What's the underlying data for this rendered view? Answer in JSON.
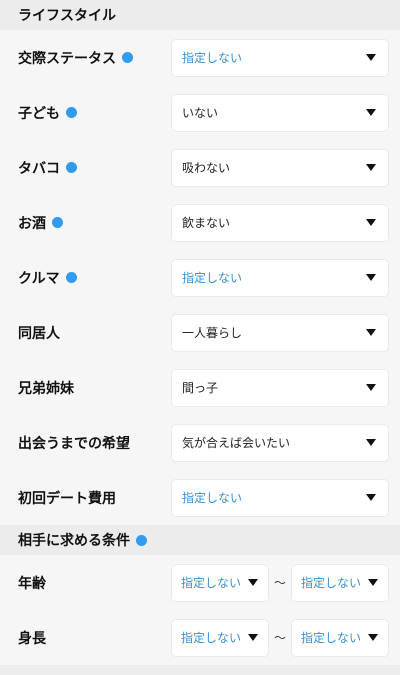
{
  "lifestyle": {
    "title": "ライフスタイル",
    "rows": [
      {
        "label": "交際ステータス",
        "value": "指定しない"
      },
      {
        "label": "子ども",
        "value": "いない"
      },
      {
        "label": "タバコ",
        "value": "吸わない"
      },
      {
        "label": "お酒",
        "value": "飲まない"
      },
      {
        "label": "クルマ",
        "value": "指定しない"
      },
      {
        "label": "同居人",
        "value": "一人暮らし"
      },
      {
        "label": "兄弟姉妹",
        "value": "間っ子"
      },
      {
        "label": "出会うまでの希望",
        "value": "気が合えば会いたい"
      },
      {
        "label": "初回デート費用",
        "value": "指定しない"
      }
    ]
  },
  "conditions": {
    "title": "相手に求める条件",
    "range_separator": "〜",
    "rows": [
      {
        "label": "年齢",
        "from": "指定しない",
        "to": "指定しない"
      },
      {
        "label": "身長",
        "from": "指定しない",
        "to": "指定しない"
      }
    ]
  },
  "colors": {
    "accent": "#2f9cf0",
    "unset_value": "#3a8fd0"
  }
}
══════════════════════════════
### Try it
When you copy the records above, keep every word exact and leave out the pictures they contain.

### Answer for the task
What's the underlying data for this rendered view? Answer in JSON.
{
  "lifestyle": {
    "title": "ライフスタイル",
    "rows": [
      {
        "label": "交際ステータス",
        "value": "指定しない"
      },
      {
        "label": "子ども",
        "value": "いない"
      },
      {
        "label": "タバコ",
        "value": "吸わない"
      },
      {
        "label": "お酒",
        "value": "飲まない"
      },
      {
        "label": "クルマ",
        "value": "指定しない"
      },
      {
        "label": "同居人",
        "value": "一人暮らし"
      },
      {
        "label": "兄弟姉妹",
        "value": "間っ子"
      },
      {
        "label": "出会うまでの希望",
        "value": "気が合えば会いたい"
      },
      {
        "label": "初回デート費用",
        "value": "指定しない"
      }
    ]
  },
  "conditions": {
    "title": "相手に求める条件",
    "range_separator": "〜",
    "rows": [
      {
        "label": "年齢",
        "from": "指定しない",
        "to": "指定しない"
      },
      {
        "label": "身長",
        "from": "指定しない",
        "to": "指定しない"
      }
    ]
  },
  "colors": {
    "accent": "#2f9cf0",
    "unset_value": "#3a8fd0"
  }
}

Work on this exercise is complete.